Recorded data
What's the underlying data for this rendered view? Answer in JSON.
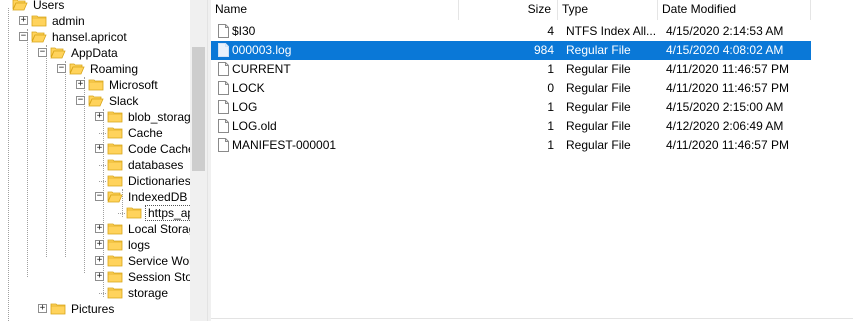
{
  "tree": {
    "items": [
      {
        "label": "Users",
        "expander": "",
        "name": "tree-item-users",
        "open": true
      },
      {
        "label": "admin",
        "expander": "+",
        "name": "tree-item-admin",
        "open": false
      },
      {
        "label": "hansel.apricot",
        "expander": "−",
        "name": "tree-item-hansel-apricot",
        "open": true
      },
      {
        "label": "AppData",
        "expander": "−",
        "name": "tree-item-appdata",
        "open": true
      },
      {
        "label": "Roaming",
        "expander": "−",
        "name": "tree-item-roaming",
        "open": true
      },
      {
        "label": "Microsoft",
        "expander": "+",
        "name": "tree-item-microsoft",
        "open": false
      },
      {
        "label": "Slack",
        "expander": "−",
        "name": "tree-item-slack",
        "open": true
      },
      {
        "label": "blob_storage",
        "expander": "+",
        "name": "tree-item-blob-storage",
        "open": false
      },
      {
        "label": "Cache",
        "expander": "",
        "name": "tree-item-cache",
        "open": false
      },
      {
        "label": "Code Cache",
        "expander": "+",
        "name": "tree-item-code-cache",
        "open": false
      },
      {
        "label": "databases",
        "expander": "",
        "name": "tree-item-databases",
        "open": false
      },
      {
        "label": "Dictionaries",
        "expander": "",
        "name": "tree-item-dictionaries",
        "open": false
      },
      {
        "label": "IndexedDB",
        "expander": "−",
        "name": "tree-item-indexeddb",
        "open": true
      },
      {
        "label": "https_app",
        "expander": "",
        "name": "tree-item-https-app",
        "open": false
      },
      {
        "label": "Local Storage",
        "expander": "+",
        "name": "tree-item-local-storage",
        "open": false
      },
      {
        "label": "logs",
        "expander": "+",
        "name": "tree-item-logs",
        "open": false
      },
      {
        "label": "Service Work",
        "expander": "+",
        "name": "tree-item-service-work",
        "open": false
      },
      {
        "label": "Session Stora",
        "expander": "+",
        "name": "tree-item-session-stora",
        "open": false
      },
      {
        "label": "storage",
        "expander": "",
        "name": "tree-item-storage",
        "open": false
      },
      {
        "label": "Pictures",
        "expander": "+",
        "name": "tree-item-pictures",
        "open": false
      }
    ]
  },
  "list": {
    "columns": {
      "name": "Name",
      "size": "Size",
      "type": "Type",
      "date": "Date Modified"
    },
    "rows": [
      {
        "name": "$I30",
        "size": "4",
        "type": "NTFS Index All...",
        "date": "4/15/2020 2:14:53 AM",
        "selected": false
      },
      {
        "name": "000003.log",
        "size": "984",
        "type": "Regular File",
        "date": "4/15/2020 4:08:02 AM",
        "selected": true
      },
      {
        "name": "CURRENT",
        "size": "1",
        "type": "Regular File",
        "date": "4/11/2020 11:46:57 PM",
        "selected": false
      },
      {
        "name": "LOCK",
        "size": "0",
        "type": "Regular File",
        "date": "4/11/2020 11:46:57 PM",
        "selected": false
      },
      {
        "name": "LOG",
        "size": "1",
        "type": "Regular File",
        "date": "4/15/2020 2:15:00 AM",
        "selected": false
      },
      {
        "name": "LOG.old",
        "size": "1",
        "type": "Regular File",
        "date": "4/12/2020 2:06:49 AM",
        "selected": false
      },
      {
        "name": "MANIFEST-000001",
        "size": "1",
        "type": "Regular File",
        "date": "4/11/2020 11:46:57 PM",
        "selected": false
      }
    ]
  },
  "colors": {
    "selection": "#0a78d7",
    "folder_fill": "#ffd35c",
    "folder_edge": "#d9a518"
  }
}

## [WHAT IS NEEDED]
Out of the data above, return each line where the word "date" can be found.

## [REPLY]
      "date": "Date Modified"
        "date": "4/15/2020 2:14:53 AM",
        "date": "4/15/2020 4:08:02 AM",
        "date": "4/11/2020 11:46:57 PM",
        "date": "4/11/2020 11:46:57 PM",
        "date": "4/15/2020 2:15:00 AM",
        "date": "4/12/2020 2:06:49 AM",
        "date": "4/11/2020 11:46:57 PM",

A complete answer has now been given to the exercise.